Translation Robert Lemon
To the Previously Most Common Bird in the World
To be the last of one’s kind
what a strange mission
When you once had different notions
of confinement and wide open spaces Very different
from the senior suite at the Cincinnati Zoo
Martha the last passenger pigeon in the world
what a dilemma that you were all so tasty
A single deli-wholesaler
sold in 1855 eighteen thousand
of you to hungry New Yorkers
When in your aviary
you miss real flying
remember your flocks
thousands of meters wide
or the breeding colonies
measuring fifty by six kilometers How you
darkened the sky as the first
European immigrants came to America How you
made them stand for hours
in the dark and make astounded calculations
Remember the time before
the extermination methods and railroad network
You were endangered
by a few wild animals
They are the plants in the headlines, not those in the meadows,
the forests and swamps, gardens and parks.
They are the plants that have been drawn into the subjunctive,
because we repotted them in imaginary parks,
a chapter in Earth history. Those that made way
for new developments, beltways, and power plants,
in the parallel universe they smell wonderful,
but in this one they just smell of paper and lists,
a bad conscience, and high profits.
We find ourselves deep in the thicket of guilt,
which grows up over lost jewelry, discarded rings,
ankle bracelets made of tarnished silver. In vain we trade
old feelings, search for images that move in dreams.

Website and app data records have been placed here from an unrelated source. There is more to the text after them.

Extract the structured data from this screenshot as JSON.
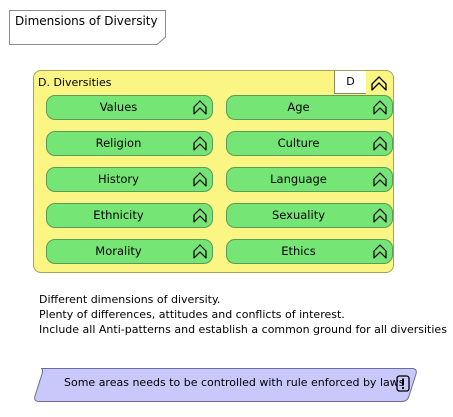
{
  "note": {
    "title": "Dimensions of Diversity"
  },
  "group": {
    "title": "D. Diversities",
    "tag": "D",
    "icon": "grouping-icon",
    "items": [
      {
        "label": "Values"
      },
      {
        "label": "Age"
      },
      {
        "label": "Religion"
      },
      {
        "label": "Culture"
      },
      {
        "label": "History"
      },
      {
        "label": "Language"
      },
      {
        "label": "Ethnicity"
      },
      {
        "label": "Sexuality"
      },
      {
        "label": "Morality"
      },
      {
        "label": "Ethics"
      }
    ]
  },
  "description": {
    "lines": [
      "Different dimensions of diversity.",
      "Plenty of differences, attitudes and conflicts of interest.",
      "Include all Anti-patterns and establish a common ground for all diversities"
    ]
  },
  "constraint": {
    "text": "Some areas needs to be controlled with rule enforced by laws",
    "icon": "exclamation-box-icon"
  },
  "colors": {
    "group_fill": "#fbf683",
    "item_fill": "#75e675",
    "constraint_fill": "#c8c8fa"
  }
}
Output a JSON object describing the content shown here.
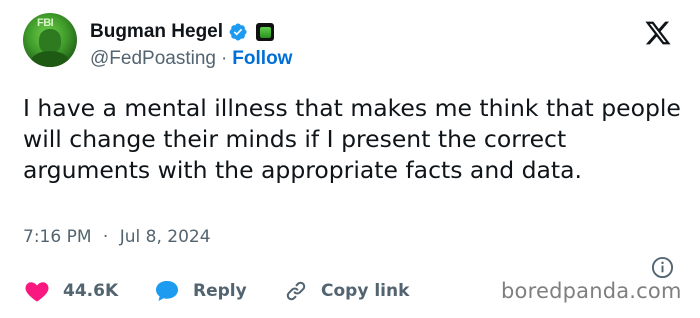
{
  "author": {
    "display_name": "Bugman Hegel",
    "handle": "@FedPoasting",
    "separator": "·",
    "follow_label": "Follow",
    "avatar_text": "FBI"
  },
  "tweet": {
    "text": "I have a mental illness that makes me think that people will change their minds if I present the correct arguments with the appropriate facts and data.",
    "time": "7:16 PM",
    "date_separator": "·",
    "date": "Jul 8, 2024"
  },
  "actions": {
    "like_count": "44.6K",
    "reply_label": "Reply",
    "copy_link_label": "Copy link"
  },
  "watermark": "boredpanda.com",
  "colors": {
    "link_blue": "#006fd6",
    "verified_blue": "#1d9bf0",
    "like_pink": "#f91880",
    "muted_gray": "#536471"
  },
  "icons": {
    "verified": "verified-badge-icon",
    "affiliate": "affiliate-badge-icon",
    "x_logo": "x-logo-icon",
    "info": "info-icon",
    "like": "heart-icon",
    "reply": "speech-bubble-icon",
    "copy_link": "link-icon"
  }
}
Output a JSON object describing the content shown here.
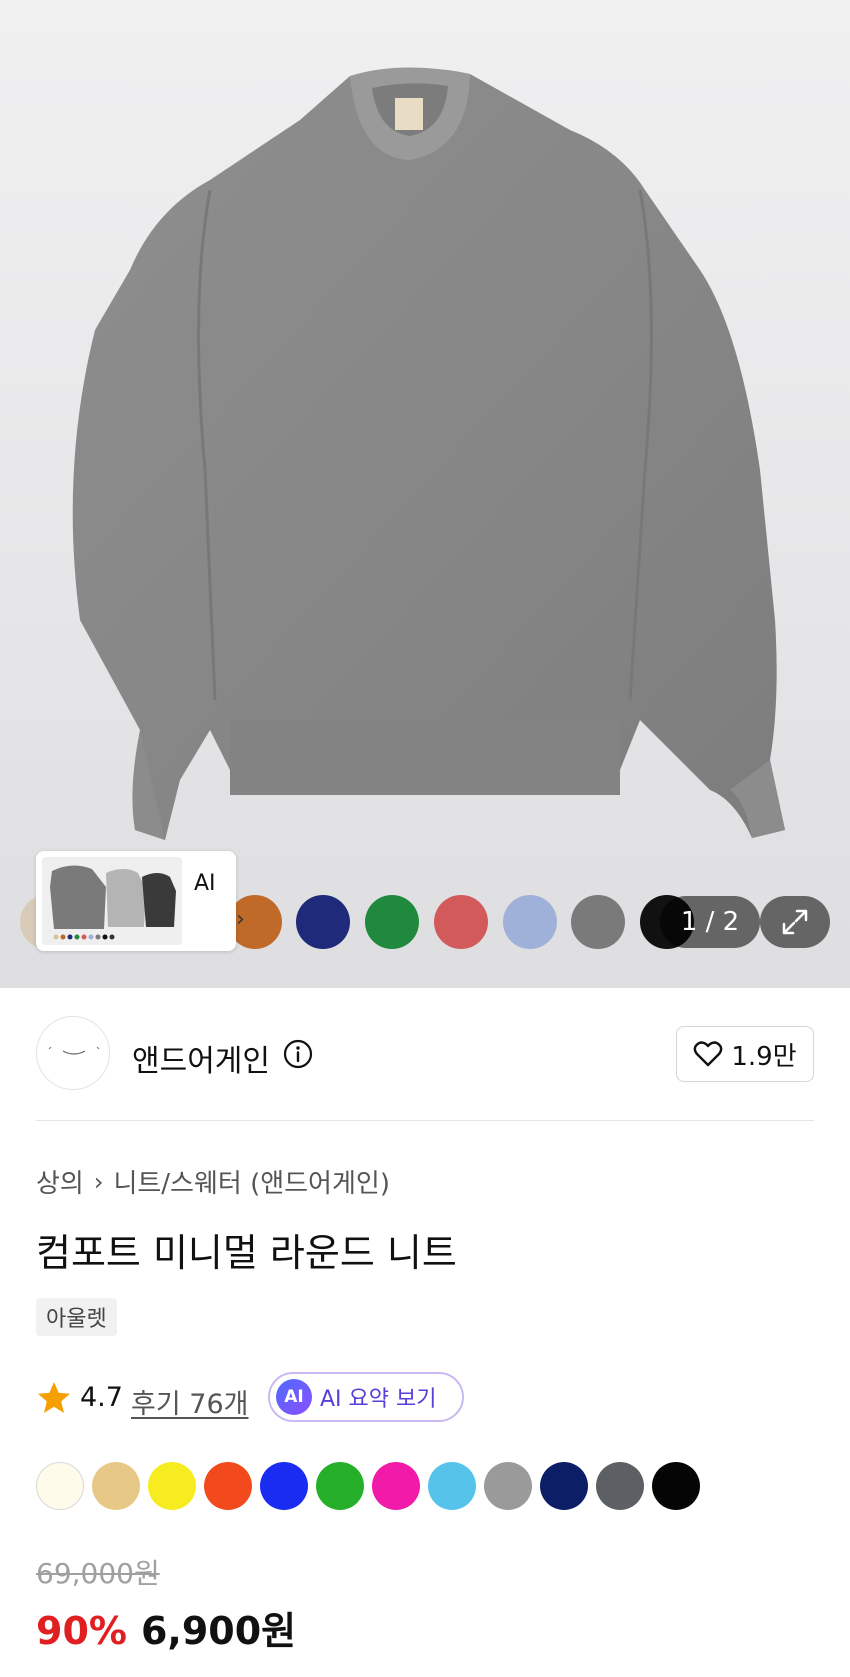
{
  "gallery": {
    "thumbnail_label": "AI",
    "page_counter": "1 / 2",
    "swatches": [
      "#d8cbb8",
      "#c06a2a",
      "#1f2a7a",
      "#1f8a3e",
      "#d25a5a",
      "#9fb1d8",
      "#7a7a7a",
      "#111111"
    ]
  },
  "brand": {
    "name": "앤드어게인",
    "like_count": "1.9만"
  },
  "product": {
    "breadcrumb": [
      "상의",
      "니트/스웨터 (앤드어게인)"
    ],
    "title": "컴포트 미니멀 라운드 니트",
    "tag": "아울렛",
    "rating": "4.7",
    "review_link": "후기 76개",
    "ai_badge": "AI",
    "ai_summary_label": "AI 요약 보기",
    "colors": [
      "#fffbea",
      "#e8c887",
      "#f7ec1f",
      "#f24a1c",
      "#1a2cf2",
      "#26b02a",
      "#f21aa8",
      "#55c3ea",
      "#9a9a9a",
      "#0c1e66",
      "#5c5f63",
      "#050505"
    ]
  },
  "price": {
    "original": "69,000원",
    "discount": "90%",
    "sale": "6,900원"
  },
  "theme": {
    "discount_color": "#e02020",
    "ai_color": "#5a3ed8"
  }
}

In my rib cage my heart glints like a hidden seed
of cress, a little leaf of dandelion.
Dim light falls on something drawn on the wall,
and I see they are pictures of the extinct plants.
For one moment all their names whisper at the same time,
And their colors shine forth again,
shine and shine, and together add up to a spring
like hardly any before,
like hardy any that ever existed in oil or on glossy paper,
like nothing ever produced in factories or industrial parks,
built on a pocket of land that was once theirs,
now so wildly overgrown with something new.
How we do it is not important.
Since last summer our research had been close
to its goal. Only the last step was missing.
I trembled as I said: A miniature mammoth
will carry our son around, Siberian tigers will
protect our daughters. One day will be like the other,
when we crack open the brains of large mammals:
ecstatic, dreamy, full of loss. Two hundred billion
nerve cells, dispersed, tied up in each other like
boats on the open sea. Brain, soul, and senses
set sail together, a fleet in formation.
Call it war, call it madness: this is
the freedom of love: to create new beings,
to set them aside for ourselves. This is the freedom
of our species, to create other species.
God gave us the gift of a construction kit.
It is true, you can be too dreamy
to survive. There were always several
heavens strolling beside you. All the other
species were friendly. Well, until we came.
God gave us rage, that strong feeling
without direction or utility, and an appetite. You, Dodo,
then vanished quickly into that other world,
in which Alice is forever trying to learn Wonderland games
from you. But that’s not enough for us, we want
you back. Cute, naïve, with your trusting, dumb nests
on the ground. We think of you as a harmless companion
for our children. Believe me: we’re almost there.
Dodo, you will be reborn like the sunlight
at the break of day. I promise you:
You will be among the first that we make.
From: Silke Scheuermann, A Sketch of Grass. Poems. © Schöffling and Co., Frankfurt am Main, 2014.
Aus: Silke Scheuermann, Skizze vom Gras. Gedichte © Schöffling & Co. Verlagsbuchhandlung GmbH, Frankfurt am Main 2014